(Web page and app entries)
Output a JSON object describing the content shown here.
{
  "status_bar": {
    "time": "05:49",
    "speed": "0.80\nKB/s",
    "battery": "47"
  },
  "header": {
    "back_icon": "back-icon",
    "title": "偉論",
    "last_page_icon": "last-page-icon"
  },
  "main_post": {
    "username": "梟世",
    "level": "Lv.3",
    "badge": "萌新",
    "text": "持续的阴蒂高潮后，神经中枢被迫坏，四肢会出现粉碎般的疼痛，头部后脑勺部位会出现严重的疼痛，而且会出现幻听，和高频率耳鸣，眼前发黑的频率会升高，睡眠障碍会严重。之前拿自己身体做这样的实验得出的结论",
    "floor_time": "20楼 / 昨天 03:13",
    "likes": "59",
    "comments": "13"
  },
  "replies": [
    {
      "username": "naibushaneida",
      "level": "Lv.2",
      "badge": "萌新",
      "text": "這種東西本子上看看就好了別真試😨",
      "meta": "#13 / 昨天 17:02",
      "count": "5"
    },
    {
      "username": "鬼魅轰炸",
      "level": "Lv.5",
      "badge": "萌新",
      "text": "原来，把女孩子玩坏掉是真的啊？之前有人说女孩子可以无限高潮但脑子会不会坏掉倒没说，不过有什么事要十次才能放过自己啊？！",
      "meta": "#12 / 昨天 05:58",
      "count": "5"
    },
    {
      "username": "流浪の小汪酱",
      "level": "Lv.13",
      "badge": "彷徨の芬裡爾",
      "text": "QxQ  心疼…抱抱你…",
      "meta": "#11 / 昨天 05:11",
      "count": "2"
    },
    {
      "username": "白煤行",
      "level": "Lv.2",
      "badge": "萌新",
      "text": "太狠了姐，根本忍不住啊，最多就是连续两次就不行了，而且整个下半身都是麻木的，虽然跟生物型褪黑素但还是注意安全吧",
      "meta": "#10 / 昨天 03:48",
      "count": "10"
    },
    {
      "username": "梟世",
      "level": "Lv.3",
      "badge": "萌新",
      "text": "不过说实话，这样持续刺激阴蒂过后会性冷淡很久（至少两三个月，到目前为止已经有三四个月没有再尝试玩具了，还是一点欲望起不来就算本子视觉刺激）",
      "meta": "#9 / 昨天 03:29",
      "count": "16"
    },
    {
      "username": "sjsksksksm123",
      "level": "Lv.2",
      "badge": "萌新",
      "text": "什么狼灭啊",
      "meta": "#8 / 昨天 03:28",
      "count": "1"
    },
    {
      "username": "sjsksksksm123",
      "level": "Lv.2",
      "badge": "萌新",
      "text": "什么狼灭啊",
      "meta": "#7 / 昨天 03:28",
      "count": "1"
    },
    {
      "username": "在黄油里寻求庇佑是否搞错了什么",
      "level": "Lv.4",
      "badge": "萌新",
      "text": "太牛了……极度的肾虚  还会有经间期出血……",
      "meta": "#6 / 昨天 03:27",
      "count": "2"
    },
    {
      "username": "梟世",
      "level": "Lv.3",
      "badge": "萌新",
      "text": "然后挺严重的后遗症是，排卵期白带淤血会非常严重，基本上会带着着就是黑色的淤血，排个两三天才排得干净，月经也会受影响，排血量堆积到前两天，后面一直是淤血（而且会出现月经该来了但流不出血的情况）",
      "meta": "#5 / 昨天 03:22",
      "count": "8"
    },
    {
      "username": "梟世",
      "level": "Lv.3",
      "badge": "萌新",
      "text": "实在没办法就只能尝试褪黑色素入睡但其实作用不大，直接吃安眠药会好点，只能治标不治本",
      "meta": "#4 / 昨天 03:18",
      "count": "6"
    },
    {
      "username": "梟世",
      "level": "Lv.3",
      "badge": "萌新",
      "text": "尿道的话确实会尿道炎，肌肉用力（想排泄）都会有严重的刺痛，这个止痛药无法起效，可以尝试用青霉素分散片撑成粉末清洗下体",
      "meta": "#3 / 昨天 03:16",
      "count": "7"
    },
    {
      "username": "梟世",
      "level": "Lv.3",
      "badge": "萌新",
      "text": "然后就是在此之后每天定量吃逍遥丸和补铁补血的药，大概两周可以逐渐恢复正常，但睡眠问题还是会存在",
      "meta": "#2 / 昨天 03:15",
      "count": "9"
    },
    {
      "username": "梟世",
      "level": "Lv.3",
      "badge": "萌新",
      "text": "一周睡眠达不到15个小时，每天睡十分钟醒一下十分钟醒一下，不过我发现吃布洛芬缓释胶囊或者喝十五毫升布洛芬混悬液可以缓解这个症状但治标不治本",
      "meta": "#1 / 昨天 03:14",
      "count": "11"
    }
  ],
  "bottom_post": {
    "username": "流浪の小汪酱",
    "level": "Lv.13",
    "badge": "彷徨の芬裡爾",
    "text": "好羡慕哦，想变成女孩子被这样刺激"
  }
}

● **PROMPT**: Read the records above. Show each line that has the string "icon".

● **SOLUTION BELOW**:
    "back_icon": "back-icon",
    "last_page_icon": "last-page-icon"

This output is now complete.